In the Engineering TV video above, Agilent Technologies’ Raidh Said talks to STEM high-school students about real-time spectrum analyzers.

Although traditional instruments like swept spectrum analyzers (SSAs) and vector signal analyzers (VSAs) deliver snapshots of signals in frequency and modulation domains, RF measurements still face multiple challenges. They include weak signals being masked by stronger ones, observing signals masked by noise, finding/analyzing transient and dynamic signals, and capturing spread-spectrum and frequency-hopping signals, among others.

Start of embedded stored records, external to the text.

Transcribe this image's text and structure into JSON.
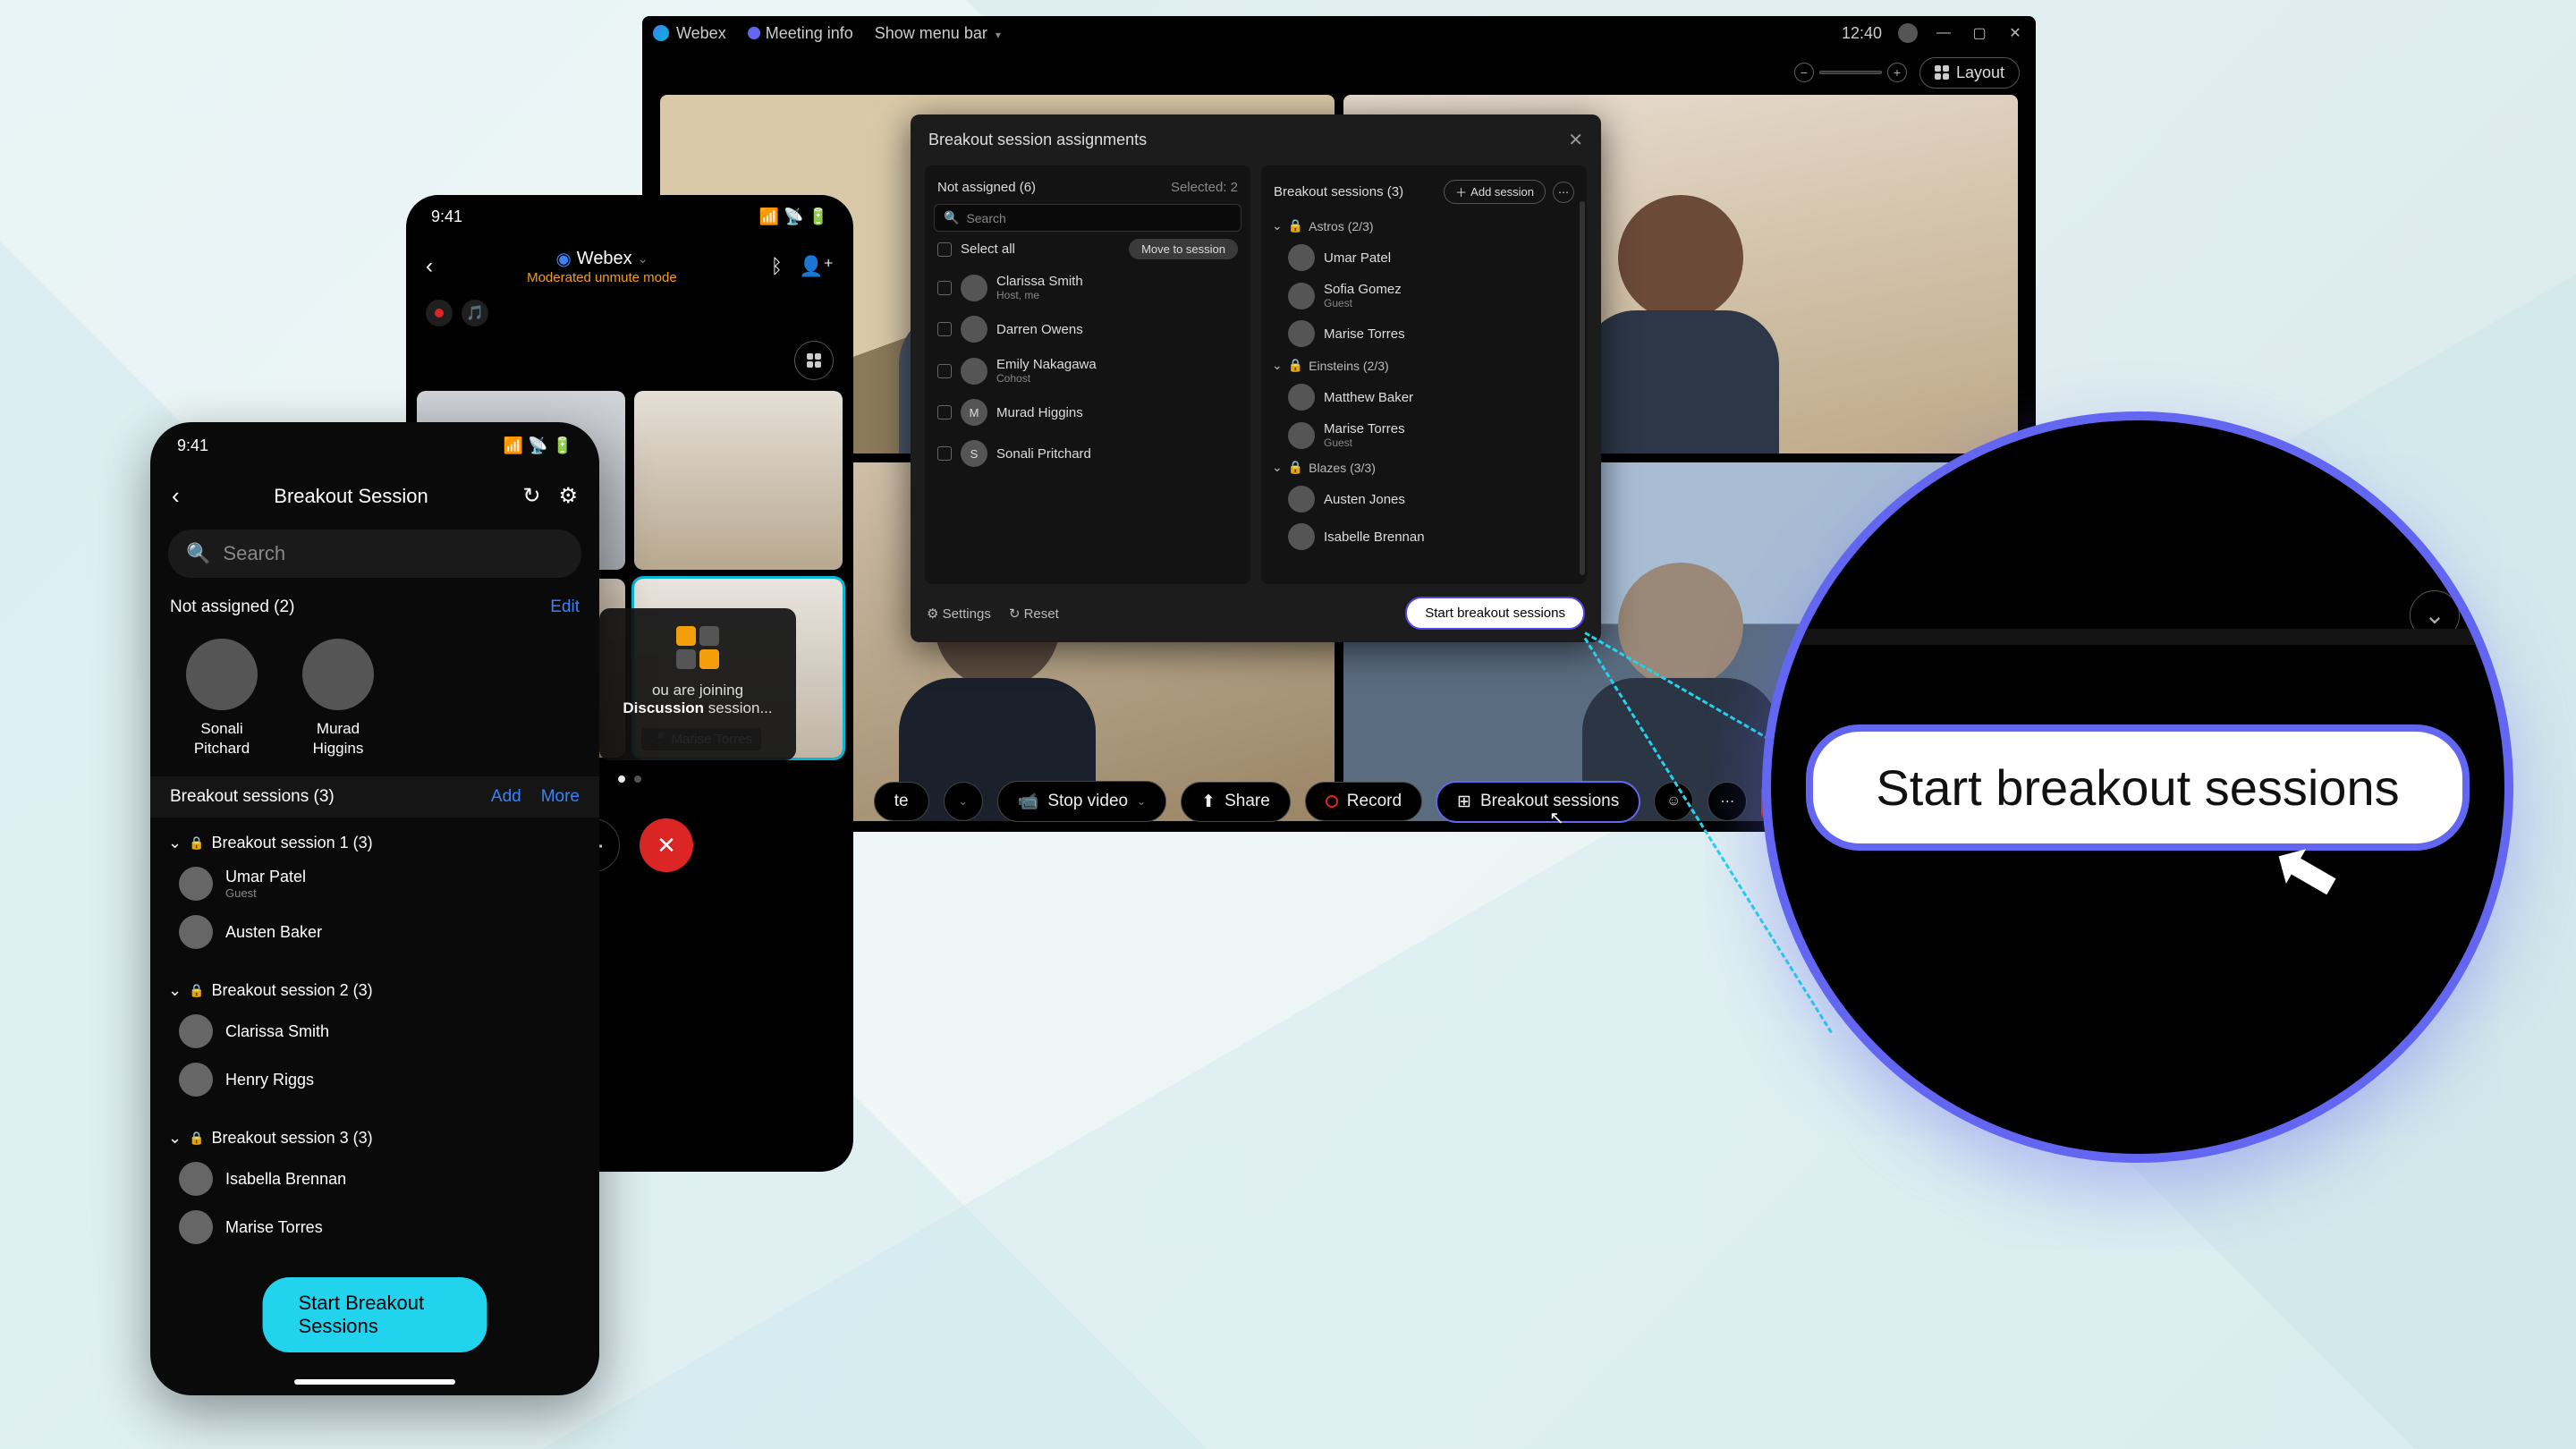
{
  "desktop": {
    "titlebar": {
      "appName": "Webex",
      "meetingInfo": "Meeting info",
      "menuBar": "Show menu bar",
      "clock": "12:40"
    },
    "layoutButton": "Layout",
    "controls": {
      "mute": "te",
      "stopVideo": "Stop video",
      "share": "Share",
      "record": "Record",
      "breakout": "Breakout sessions"
    }
  },
  "modal": {
    "title": "Breakout session assignments",
    "leftHeader": "Not assigned (6)",
    "selected": "Selected: 2",
    "searchPlaceholder": "Search",
    "selectAll": "Select all",
    "moveBtn": "Move to session",
    "unassigned": [
      {
        "name": "Clarissa Smith",
        "sub": "Host, me",
        "initial": ""
      },
      {
        "name": "Darren Owens",
        "sub": "",
        "initial": ""
      },
      {
        "name": "Emily Nakagawa",
        "sub": "Cohost",
        "initial": ""
      },
      {
        "name": "Murad Higgins",
        "sub": "",
        "initial": "M"
      },
      {
        "name": "Sonali Pritchard",
        "sub": "",
        "initial": "S"
      }
    ],
    "rightHeader": "Breakout sessions (3)",
    "addSession": "Add session",
    "groups": [
      {
        "name": "Astros (2/3)",
        "members": [
          {
            "name": "Umar Patel",
            "sub": ""
          },
          {
            "name": "Sofia Gomez",
            "sub": "Guest"
          },
          {
            "name": "Marise Torres",
            "sub": ""
          }
        ]
      },
      {
        "name": "Einsteins (2/3)",
        "members": [
          {
            "name": "Matthew Baker",
            "sub": ""
          },
          {
            "name": "Marise Torres",
            "sub": "Guest"
          }
        ]
      },
      {
        "name": "Blazes (3/3)",
        "members": [
          {
            "name": "Austen Jones",
            "sub": ""
          },
          {
            "name": "Isabelle Brennan",
            "sub": ""
          }
        ]
      }
    ],
    "settings": "Settings",
    "reset": "Reset",
    "start": "Start breakout sessions"
  },
  "tablet": {
    "time": "9:41",
    "title": "Webex",
    "subtitle": "Moderated unmute mode",
    "activeTile": "Marise Torres",
    "joining1": "ou are joining",
    "joining2a": "Discussion",
    "joining2b": " session..."
  },
  "phone": {
    "time": "9:41",
    "title": "Breakout Session",
    "searchPlaceholder": "Search",
    "notAssigned": "Not assigned (2)",
    "edit": "Edit",
    "people": [
      {
        "name": "Sonali Pitchard"
      },
      {
        "name": "Murad Higgins"
      }
    ],
    "bsHeader": "Breakout sessions (3)",
    "add": "Add",
    "more": "More",
    "groups": [
      {
        "name": "Breakout session 1 (3)",
        "locked": true,
        "members": [
          {
            "name": "Umar Patel",
            "sub": "Guest"
          },
          {
            "name": "Austen Baker",
            "sub": ""
          }
        ]
      },
      {
        "name": "Breakout session 2 (3)",
        "locked": true,
        "members": [
          {
            "name": "Clarissa Smith",
            "sub": ""
          },
          {
            "name": "Henry Riggs",
            "sub": ""
          }
        ]
      },
      {
        "name": "Breakout session 3 (3)",
        "locked": true,
        "members": [
          {
            "name": "Isabella Brennan",
            "sub": ""
          },
          {
            "name": "Marise Torres",
            "sub": ""
          }
        ]
      }
    ],
    "start": "Start Breakout Sessions"
  },
  "magnifier": {
    "button": "Start breakout sessions"
  }
}
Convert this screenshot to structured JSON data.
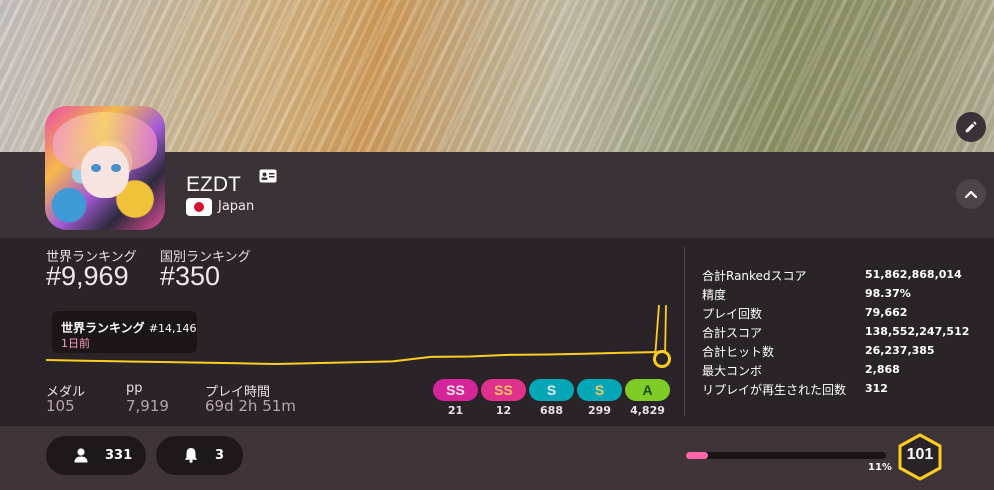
{
  "profile": {
    "username": "EZDT",
    "country": "Japan",
    "country_flag_color": "#d3132f"
  },
  "ranking": {
    "global_label": "世界ランキング",
    "global_value": "#9,969",
    "country_label": "国別ランキング",
    "country_value": "#350"
  },
  "tooltip": {
    "title": "世界ランキング",
    "rank": "#14,146",
    "time": "1日前"
  },
  "chart_data": {
    "type": "line",
    "y_reversed": true,
    "series": [
      {
        "values": [
          13950,
          13990,
          14020,
          14050,
          14080,
          14110,
          14146,
          14100,
          14060,
          14020,
          13800,
          13780,
          13700,
          13680,
          13650,
          13600,
          13560
        ]
      }
    ]
  },
  "summary": {
    "medal_label": "メダル",
    "medal_value": "105",
    "pp_label": "pp",
    "pp_value": "7,919",
    "playtime_label": "プレイ時間",
    "playtime_value": "69d 2h 51m"
  },
  "grades": [
    {
      "label": "SS",
      "count": "21",
      "bg": "#d6249b",
      "fg": "#e7e7e7"
    },
    {
      "label": "SS",
      "count": "12",
      "bg": "#e0318d",
      "fg": "#f7c560"
    },
    {
      "label": "S",
      "count": "688",
      "bg": "#03a7b7",
      "fg": "#e7e7e7"
    },
    {
      "label": "S",
      "count": "299",
      "bg": "#03a7b7",
      "fg": "#f7c560"
    },
    {
      "label": "A",
      "count": "4,829",
      "bg": "#7fcc26",
      "fg": "#1d4a12"
    }
  ],
  "details": [
    {
      "label": "合計Rankedスコア",
      "value": "51,862,868,014"
    },
    {
      "label": "精度",
      "value": "98.37%"
    },
    {
      "label": "プレイ回数",
      "value": "79,662"
    },
    {
      "label": "合計スコア",
      "value": "138,552,247,512"
    },
    {
      "label": "合計ヒット数",
      "value": "26,237,385"
    },
    {
      "label": "最大コンボ",
      "value": "2,868"
    },
    {
      "label": "リプレイが再生された回数",
      "value": "312"
    }
  ],
  "footer": {
    "followers": "331",
    "notifications": "3",
    "level_progress_label": "11%",
    "level_progress": 0.11,
    "level": "101"
  },
  "colors": {
    "accent_pink": "#ff66ab",
    "chart_line": "#ffcc22",
    "level_border": "#ffcc22"
  }
}
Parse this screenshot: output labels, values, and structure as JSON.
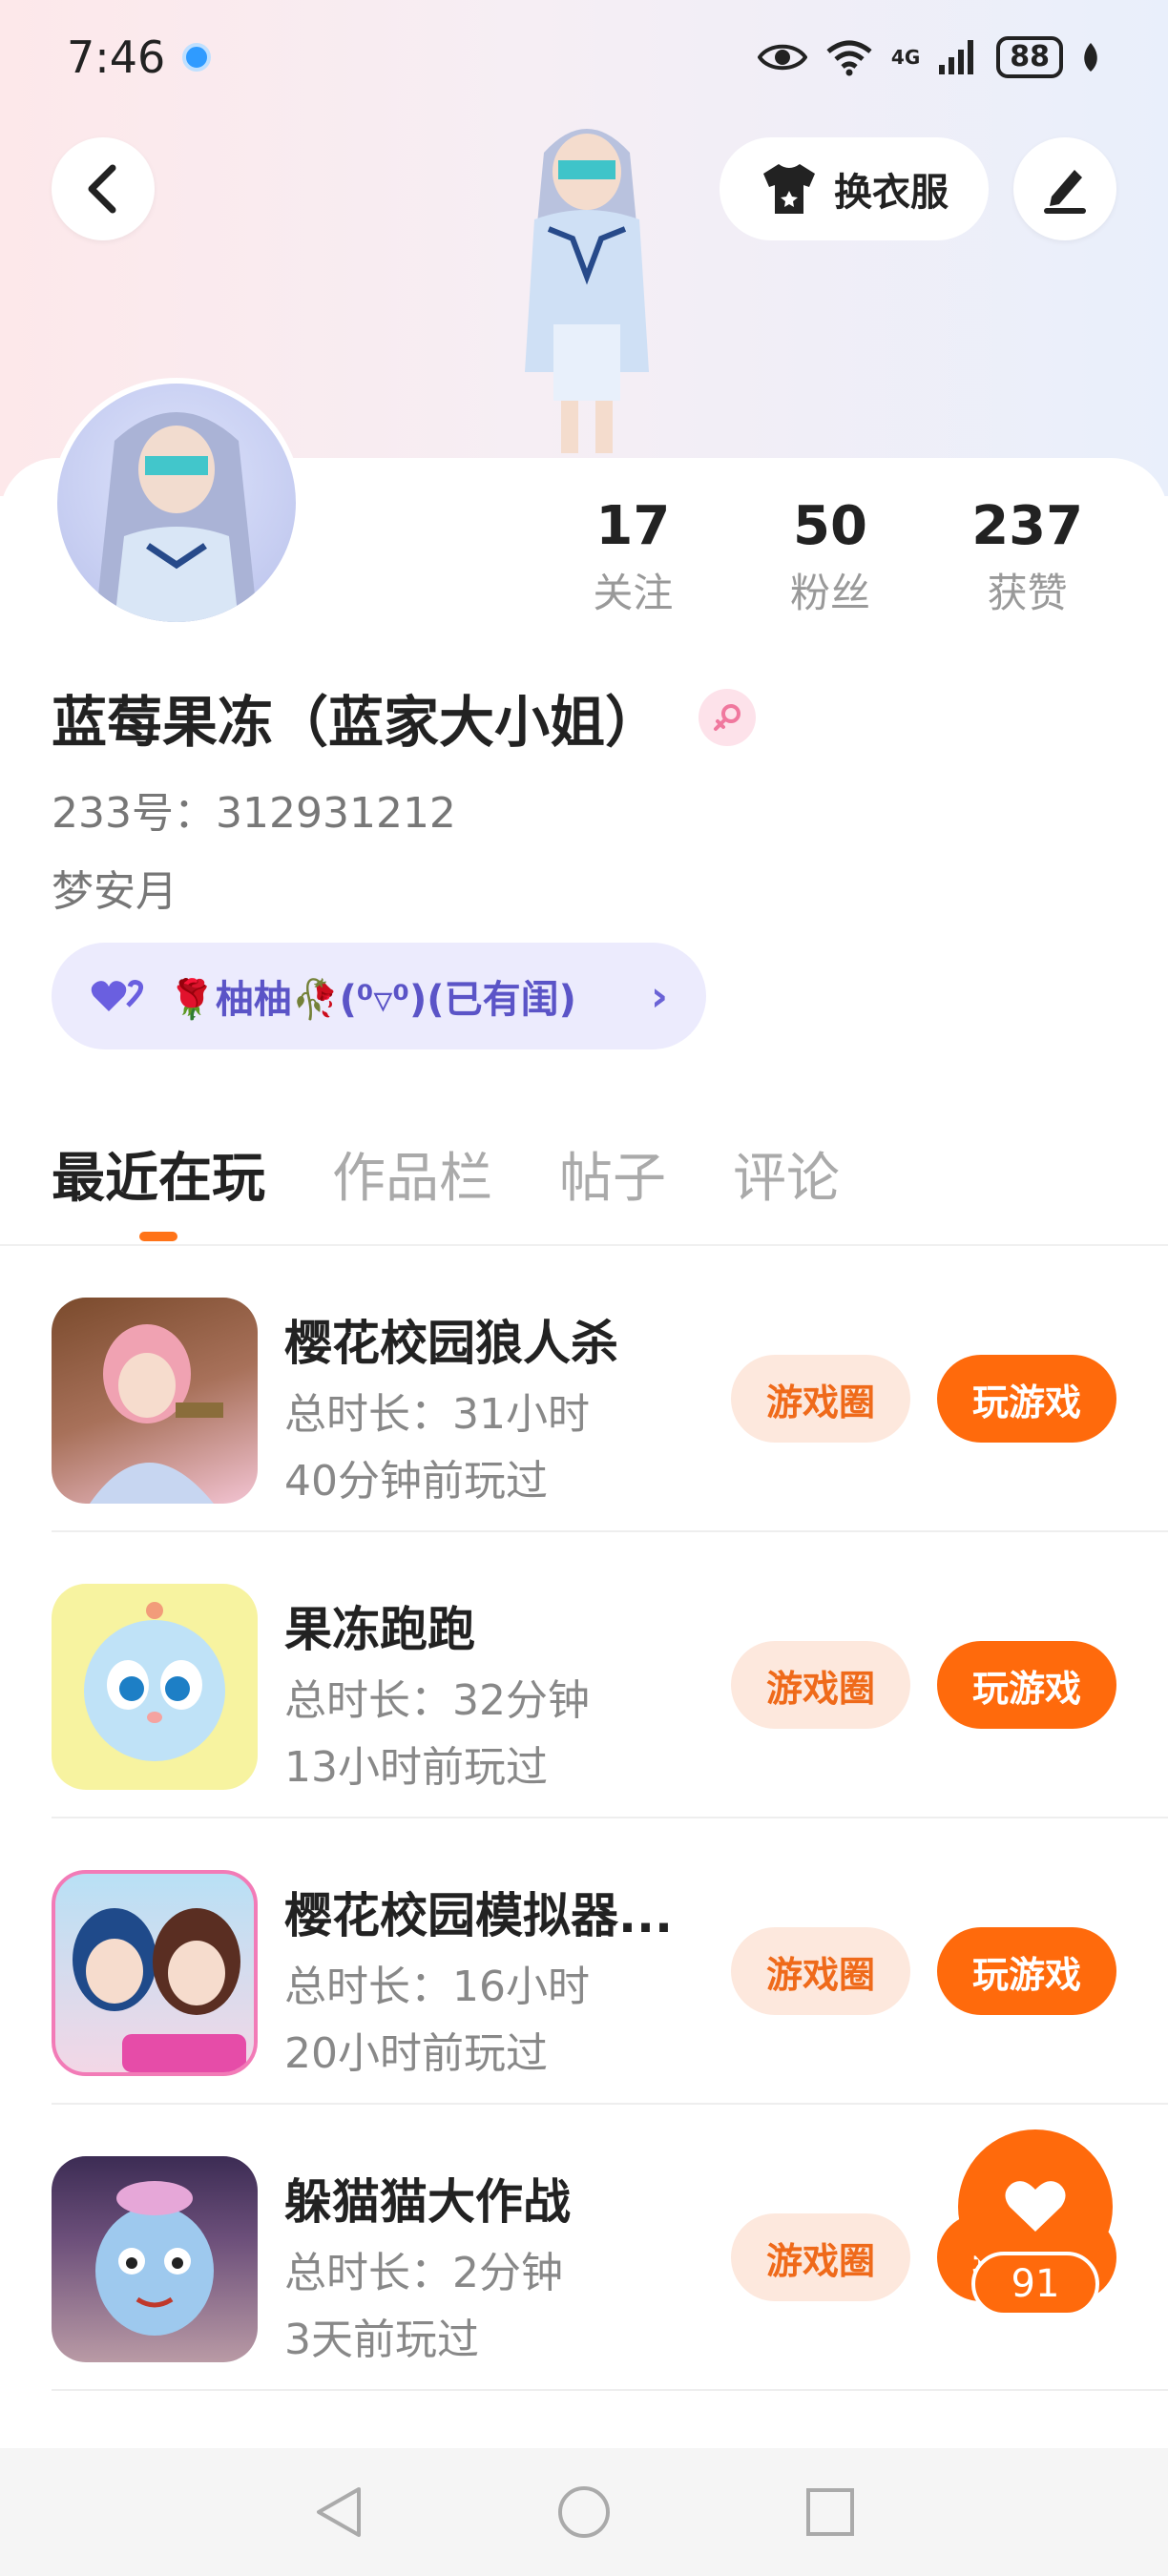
{
  "status_bar": {
    "time": "7:46",
    "battery": "88",
    "network": "4G"
  },
  "header": {
    "outfit_label": "换衣服"
  },
  "profile": {
    "stats": [
      {
        "value": "17",
        "label": "关注"
      },
      {
        "value": "50",
        "label": "粉丝"
      },
      {
        "value": "237",
        "label": "获赞"
      }
    ],
    "nickname": "蓝莓果冻（蓝家大小姐）",
    "id_text": "233号：312931212",
    "signature": "梦安月",
    "relation_text": "🌹柚柚🥀(⁰▿⁰)(已有闺)"
  },
  "tabs": [
    {
      "label": "最近在玩",
      "active": true
    },
    {
      "label": "作品栏",
      "active": false
    },
    {
      "label": "帖子",
      "active": false
    },
    {
      "label": "评论",
      "active": false
    }
  ],
  "games": [
    {
      "title": "樱花校园狼人杀",
      "duration": "总时长：31小时",
      "last_played": "40分钟前玩过",
      "circle_label": "游戏圈",
      "play_label": "玩游戏"
    },
    {
      "title": "果冻跑跑",
      "duration": "总时长：32分钟",
      "last_played": "13小时前玩过",
      "circle_label": "游戏圈",
      "play_label": "玩游戏"
    },
    {
      "title": "樱花校园模拟器...",
      "duration": "总时长：16小时",
      "last_played": "20小时前玩过",
      "circle_label": "游戏圈",
      "play_label": "玩游戏"
    },
    {
      "title": "躲猫猫大作战",
      "duration": "总时长：2分钟",
      "last_played": "3天前玩过",
      "circle_label": "游戏圈",
      "play_label": "玩游戏"
    }
  ],
  "like": {
    "count": "91"
  },
  "colors": {
    "accent": "#ff6a0c",
    "pill_bg": "#ecebfd",
    "pill_text": "#5b54c7"
  }
}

Real-time spectrum analyzers (RTSAs) work to overcome these challenges by using real-time digital signal processing (DSP) to perform signal analysis. This occurs prior to memory storage, as opposed to the post-acquisition processing present in typical VSA architectures. Thanks to real-time processing, users are able to discover events that are invisible to the other architecture—data is then used to analyze multiple domains in batch processing. Such processing also can perform signal conditioning, calibration, and other forms of analysis.

Real-time engines used in RTSAs open the door to a host of other features: real-time correction for analog-signal-path imperfections; triggering in the frequency domain with frequency mask trigger (FMT); triggering on user-specified bandwidths with filtered power trigger; real-time demodulation that allows users to listen to particular signals within a busy band; and digital IQ streaming of digitized data, leading to uninterrupted output of signals for external storage and processing. Performing these signal-processing tasks repetitively allows for the freeing up of valuable software-based resources.

Also be sure to check out other videos from IMS 2014 over at Engineering TV.

Information for this article was found in the Tektronix white paper, “Real-Time Spectrum Analyzer Fundamentals.”